- [Collection entries]
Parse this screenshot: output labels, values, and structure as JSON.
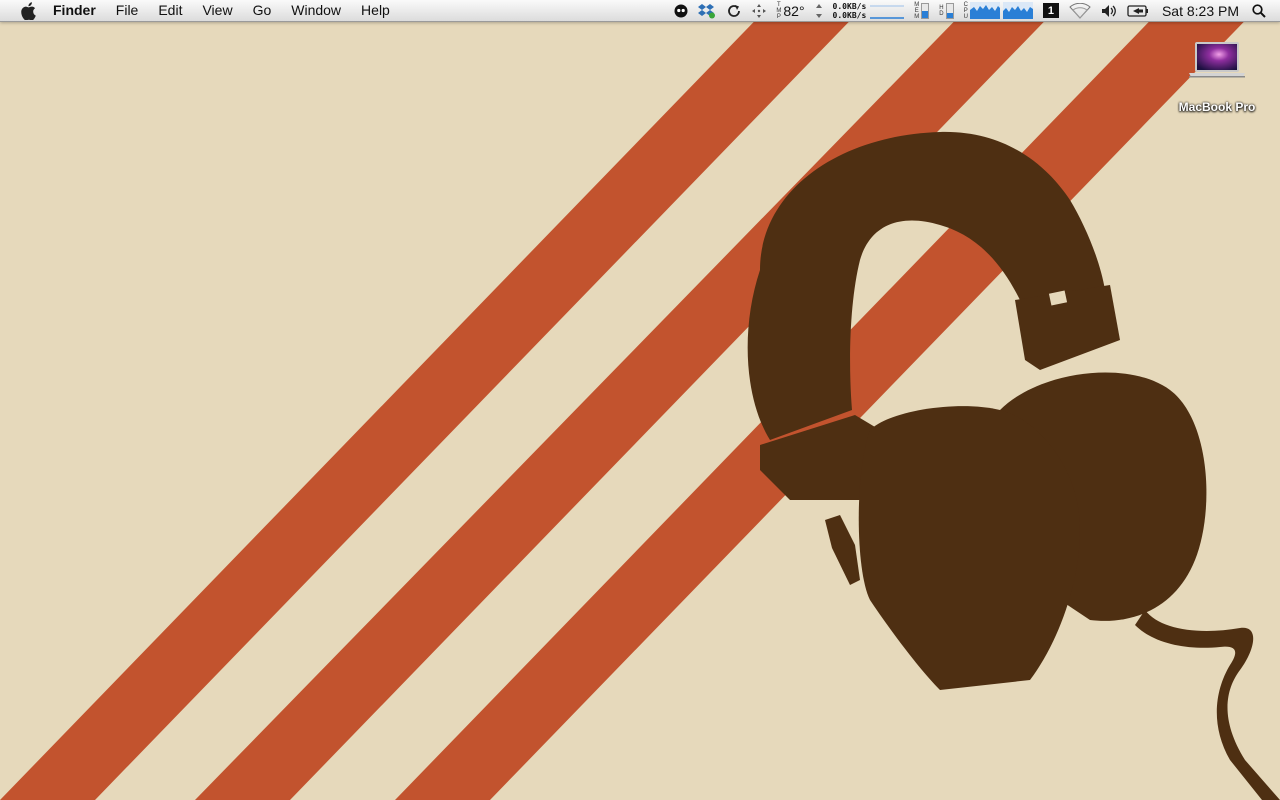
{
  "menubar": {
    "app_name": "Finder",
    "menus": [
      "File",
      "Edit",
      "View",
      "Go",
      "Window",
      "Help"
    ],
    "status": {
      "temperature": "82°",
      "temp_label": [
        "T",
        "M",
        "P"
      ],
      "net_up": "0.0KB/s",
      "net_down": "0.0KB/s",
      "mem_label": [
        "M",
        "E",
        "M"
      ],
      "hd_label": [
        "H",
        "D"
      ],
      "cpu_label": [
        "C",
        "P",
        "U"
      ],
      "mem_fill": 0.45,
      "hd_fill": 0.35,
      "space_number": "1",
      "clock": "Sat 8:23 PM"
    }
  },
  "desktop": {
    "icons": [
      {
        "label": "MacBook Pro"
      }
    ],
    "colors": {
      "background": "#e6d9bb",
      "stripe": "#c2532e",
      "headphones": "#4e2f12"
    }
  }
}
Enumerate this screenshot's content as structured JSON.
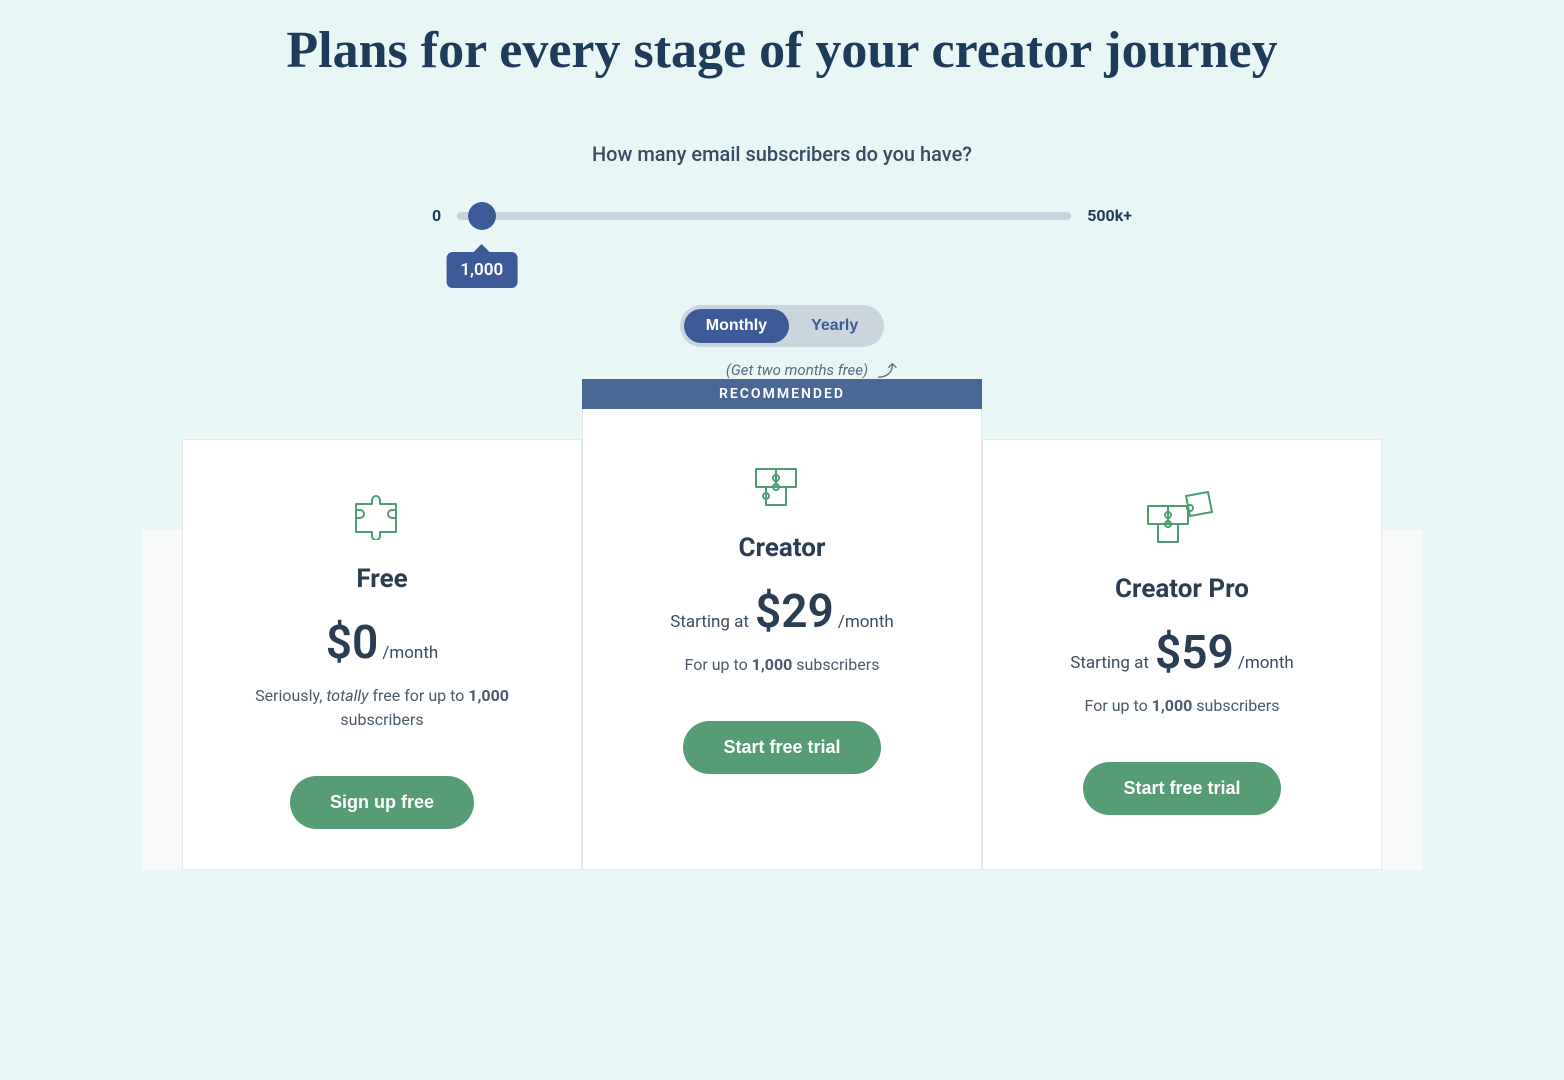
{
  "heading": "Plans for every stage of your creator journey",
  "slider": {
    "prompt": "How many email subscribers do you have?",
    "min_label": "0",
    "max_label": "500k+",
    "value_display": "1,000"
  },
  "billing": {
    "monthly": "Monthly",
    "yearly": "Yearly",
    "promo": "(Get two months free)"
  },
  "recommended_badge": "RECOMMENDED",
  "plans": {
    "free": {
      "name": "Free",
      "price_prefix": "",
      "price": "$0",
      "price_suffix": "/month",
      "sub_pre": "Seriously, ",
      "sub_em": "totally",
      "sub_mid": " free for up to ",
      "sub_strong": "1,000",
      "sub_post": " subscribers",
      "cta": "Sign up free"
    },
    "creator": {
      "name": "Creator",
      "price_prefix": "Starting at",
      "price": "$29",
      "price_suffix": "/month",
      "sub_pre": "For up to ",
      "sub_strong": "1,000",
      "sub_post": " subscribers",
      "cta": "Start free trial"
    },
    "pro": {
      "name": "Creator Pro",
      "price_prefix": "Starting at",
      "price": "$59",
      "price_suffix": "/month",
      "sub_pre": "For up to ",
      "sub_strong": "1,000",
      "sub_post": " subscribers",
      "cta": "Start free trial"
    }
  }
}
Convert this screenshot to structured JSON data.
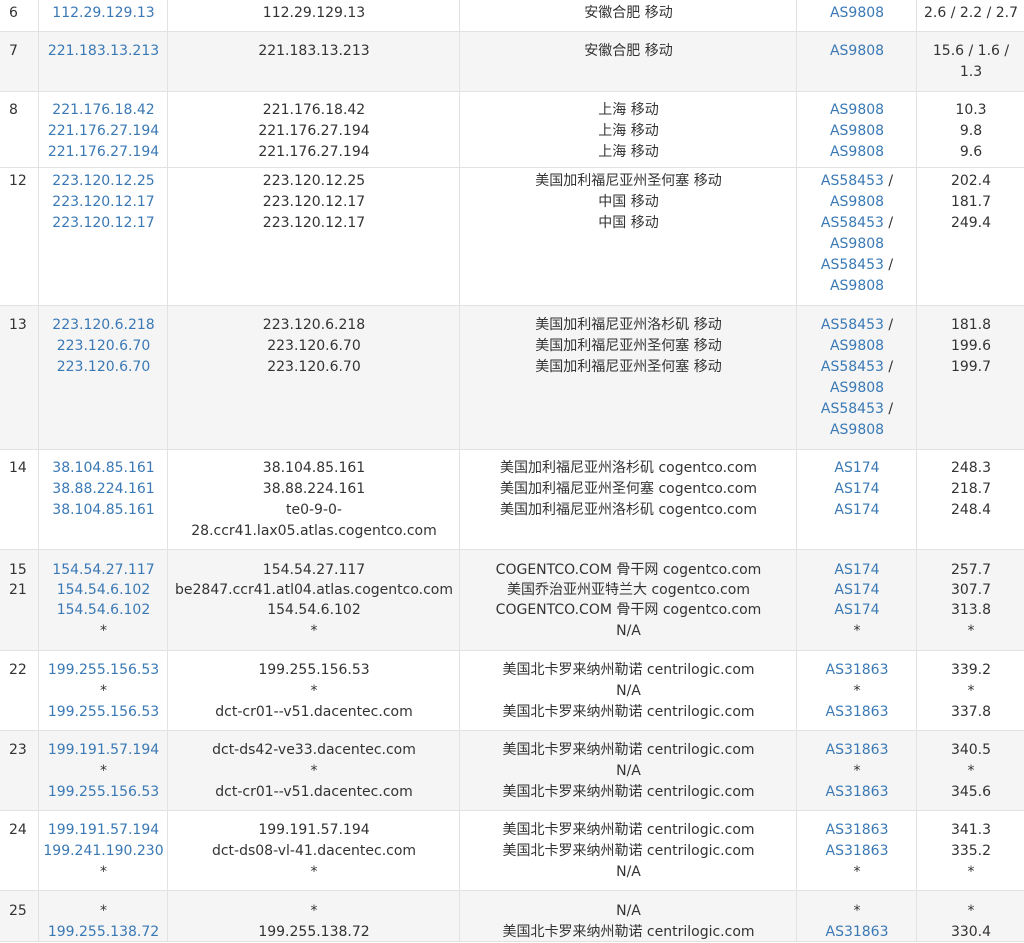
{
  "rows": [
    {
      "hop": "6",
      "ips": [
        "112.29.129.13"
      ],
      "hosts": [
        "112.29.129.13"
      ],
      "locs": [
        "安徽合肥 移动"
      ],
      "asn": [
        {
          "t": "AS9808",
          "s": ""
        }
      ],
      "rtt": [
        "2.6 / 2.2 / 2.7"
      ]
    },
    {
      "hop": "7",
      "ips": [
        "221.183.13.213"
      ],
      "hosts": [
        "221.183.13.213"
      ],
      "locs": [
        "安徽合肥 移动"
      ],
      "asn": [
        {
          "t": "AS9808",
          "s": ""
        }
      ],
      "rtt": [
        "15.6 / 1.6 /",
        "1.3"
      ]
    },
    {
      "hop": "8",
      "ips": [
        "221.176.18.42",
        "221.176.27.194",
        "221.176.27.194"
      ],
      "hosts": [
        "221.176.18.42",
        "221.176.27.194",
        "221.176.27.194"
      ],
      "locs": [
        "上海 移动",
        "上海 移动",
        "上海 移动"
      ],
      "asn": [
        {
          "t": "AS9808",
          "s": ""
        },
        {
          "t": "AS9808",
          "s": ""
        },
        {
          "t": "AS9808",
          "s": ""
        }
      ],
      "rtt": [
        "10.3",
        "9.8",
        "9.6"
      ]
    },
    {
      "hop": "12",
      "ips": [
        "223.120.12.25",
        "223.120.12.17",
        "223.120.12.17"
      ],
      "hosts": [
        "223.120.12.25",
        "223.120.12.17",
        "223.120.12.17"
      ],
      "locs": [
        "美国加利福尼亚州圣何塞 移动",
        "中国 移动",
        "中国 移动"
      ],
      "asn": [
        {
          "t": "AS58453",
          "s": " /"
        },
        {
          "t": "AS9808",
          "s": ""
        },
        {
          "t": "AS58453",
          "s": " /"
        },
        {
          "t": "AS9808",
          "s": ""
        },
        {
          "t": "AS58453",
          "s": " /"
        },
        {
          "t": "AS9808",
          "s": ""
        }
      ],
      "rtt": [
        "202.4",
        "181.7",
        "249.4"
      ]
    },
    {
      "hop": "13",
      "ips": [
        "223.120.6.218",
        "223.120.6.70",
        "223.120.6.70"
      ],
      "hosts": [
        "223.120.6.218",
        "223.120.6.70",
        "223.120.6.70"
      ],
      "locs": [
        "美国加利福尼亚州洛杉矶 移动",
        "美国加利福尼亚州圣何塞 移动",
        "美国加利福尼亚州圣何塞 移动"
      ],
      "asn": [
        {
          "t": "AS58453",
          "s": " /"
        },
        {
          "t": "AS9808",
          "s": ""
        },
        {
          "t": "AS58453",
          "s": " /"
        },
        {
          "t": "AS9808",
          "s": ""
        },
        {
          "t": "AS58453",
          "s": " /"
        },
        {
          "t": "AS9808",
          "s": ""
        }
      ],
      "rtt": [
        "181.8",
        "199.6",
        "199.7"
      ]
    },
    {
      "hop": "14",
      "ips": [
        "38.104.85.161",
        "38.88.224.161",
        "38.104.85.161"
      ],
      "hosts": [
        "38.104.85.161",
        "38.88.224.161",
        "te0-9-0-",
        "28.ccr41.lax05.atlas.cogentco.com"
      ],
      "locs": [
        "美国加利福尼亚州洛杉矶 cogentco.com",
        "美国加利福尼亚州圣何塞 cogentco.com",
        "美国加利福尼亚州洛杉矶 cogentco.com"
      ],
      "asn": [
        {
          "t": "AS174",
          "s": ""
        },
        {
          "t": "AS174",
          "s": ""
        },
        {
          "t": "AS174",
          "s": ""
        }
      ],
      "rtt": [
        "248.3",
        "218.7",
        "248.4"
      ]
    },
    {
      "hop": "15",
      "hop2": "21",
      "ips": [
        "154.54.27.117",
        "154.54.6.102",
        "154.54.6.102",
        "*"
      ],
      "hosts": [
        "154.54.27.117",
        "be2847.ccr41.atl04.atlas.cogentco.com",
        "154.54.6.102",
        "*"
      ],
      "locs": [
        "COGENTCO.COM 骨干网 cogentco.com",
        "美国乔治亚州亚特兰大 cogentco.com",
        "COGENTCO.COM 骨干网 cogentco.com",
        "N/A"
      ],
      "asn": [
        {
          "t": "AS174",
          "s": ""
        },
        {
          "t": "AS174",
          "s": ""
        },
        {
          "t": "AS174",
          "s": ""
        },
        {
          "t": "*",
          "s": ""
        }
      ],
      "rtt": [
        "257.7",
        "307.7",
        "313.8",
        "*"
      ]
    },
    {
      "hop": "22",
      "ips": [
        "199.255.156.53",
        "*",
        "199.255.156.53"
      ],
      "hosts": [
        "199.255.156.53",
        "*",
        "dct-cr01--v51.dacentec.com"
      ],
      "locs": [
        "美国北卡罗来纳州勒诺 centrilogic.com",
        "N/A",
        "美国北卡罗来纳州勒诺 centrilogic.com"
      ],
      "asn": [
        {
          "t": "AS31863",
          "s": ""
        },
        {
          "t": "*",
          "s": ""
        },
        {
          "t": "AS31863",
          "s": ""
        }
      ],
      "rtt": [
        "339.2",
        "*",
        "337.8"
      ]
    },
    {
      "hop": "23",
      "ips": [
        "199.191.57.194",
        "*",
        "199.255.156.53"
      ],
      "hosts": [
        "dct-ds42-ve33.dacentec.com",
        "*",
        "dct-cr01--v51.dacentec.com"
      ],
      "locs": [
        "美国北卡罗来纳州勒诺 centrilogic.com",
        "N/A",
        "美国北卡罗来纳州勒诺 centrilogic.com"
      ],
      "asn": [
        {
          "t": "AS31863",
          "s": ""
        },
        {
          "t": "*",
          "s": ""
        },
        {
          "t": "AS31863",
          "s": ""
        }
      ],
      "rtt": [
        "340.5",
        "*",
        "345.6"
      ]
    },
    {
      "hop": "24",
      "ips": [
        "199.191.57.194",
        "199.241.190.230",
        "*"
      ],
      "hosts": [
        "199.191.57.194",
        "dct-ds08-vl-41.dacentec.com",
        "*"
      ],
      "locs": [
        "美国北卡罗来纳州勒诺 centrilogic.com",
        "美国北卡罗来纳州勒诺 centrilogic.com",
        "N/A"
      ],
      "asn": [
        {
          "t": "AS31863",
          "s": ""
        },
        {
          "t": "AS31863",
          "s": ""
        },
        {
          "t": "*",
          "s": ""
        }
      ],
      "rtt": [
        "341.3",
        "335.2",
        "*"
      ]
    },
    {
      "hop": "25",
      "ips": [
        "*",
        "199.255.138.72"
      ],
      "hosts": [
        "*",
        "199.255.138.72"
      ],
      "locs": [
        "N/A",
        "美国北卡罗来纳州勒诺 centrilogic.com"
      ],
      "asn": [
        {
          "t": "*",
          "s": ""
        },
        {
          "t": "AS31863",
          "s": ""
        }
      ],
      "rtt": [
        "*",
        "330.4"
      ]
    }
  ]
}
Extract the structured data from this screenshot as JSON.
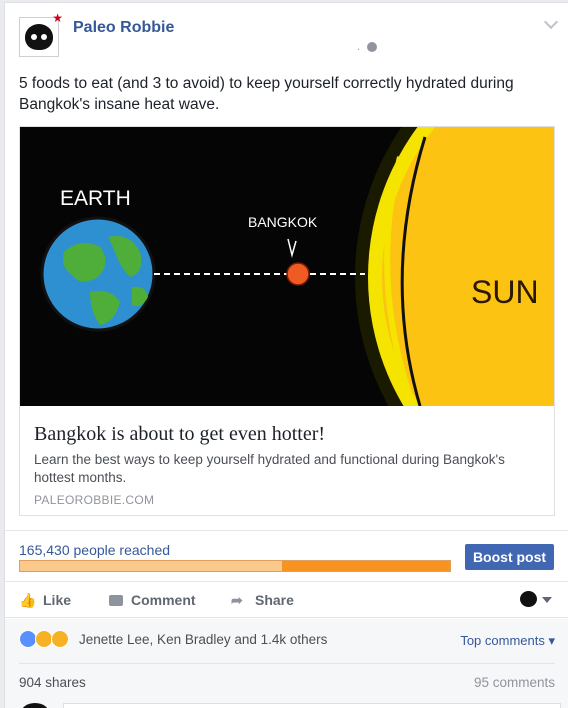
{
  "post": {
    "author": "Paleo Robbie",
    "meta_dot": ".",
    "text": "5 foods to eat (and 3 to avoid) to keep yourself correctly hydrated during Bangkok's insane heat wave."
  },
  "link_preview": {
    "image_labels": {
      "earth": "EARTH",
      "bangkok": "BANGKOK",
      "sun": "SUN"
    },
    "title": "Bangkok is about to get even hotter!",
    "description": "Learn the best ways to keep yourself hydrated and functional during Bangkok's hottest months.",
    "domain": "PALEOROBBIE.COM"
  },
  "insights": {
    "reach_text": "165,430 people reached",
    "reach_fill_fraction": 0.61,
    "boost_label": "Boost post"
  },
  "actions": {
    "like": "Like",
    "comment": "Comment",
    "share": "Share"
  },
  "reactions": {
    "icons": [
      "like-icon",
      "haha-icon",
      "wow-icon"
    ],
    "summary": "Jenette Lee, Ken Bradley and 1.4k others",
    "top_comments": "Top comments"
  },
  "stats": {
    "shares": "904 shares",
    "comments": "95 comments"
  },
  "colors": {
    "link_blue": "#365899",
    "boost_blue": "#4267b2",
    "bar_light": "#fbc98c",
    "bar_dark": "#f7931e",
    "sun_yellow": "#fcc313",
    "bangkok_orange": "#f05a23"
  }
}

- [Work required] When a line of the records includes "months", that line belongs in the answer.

- [Written answer]
    "promo": "(Get two months free)"
    "description": "Learn the best ways to keep yourself hydrated and functional during Bangkok's hottest months.",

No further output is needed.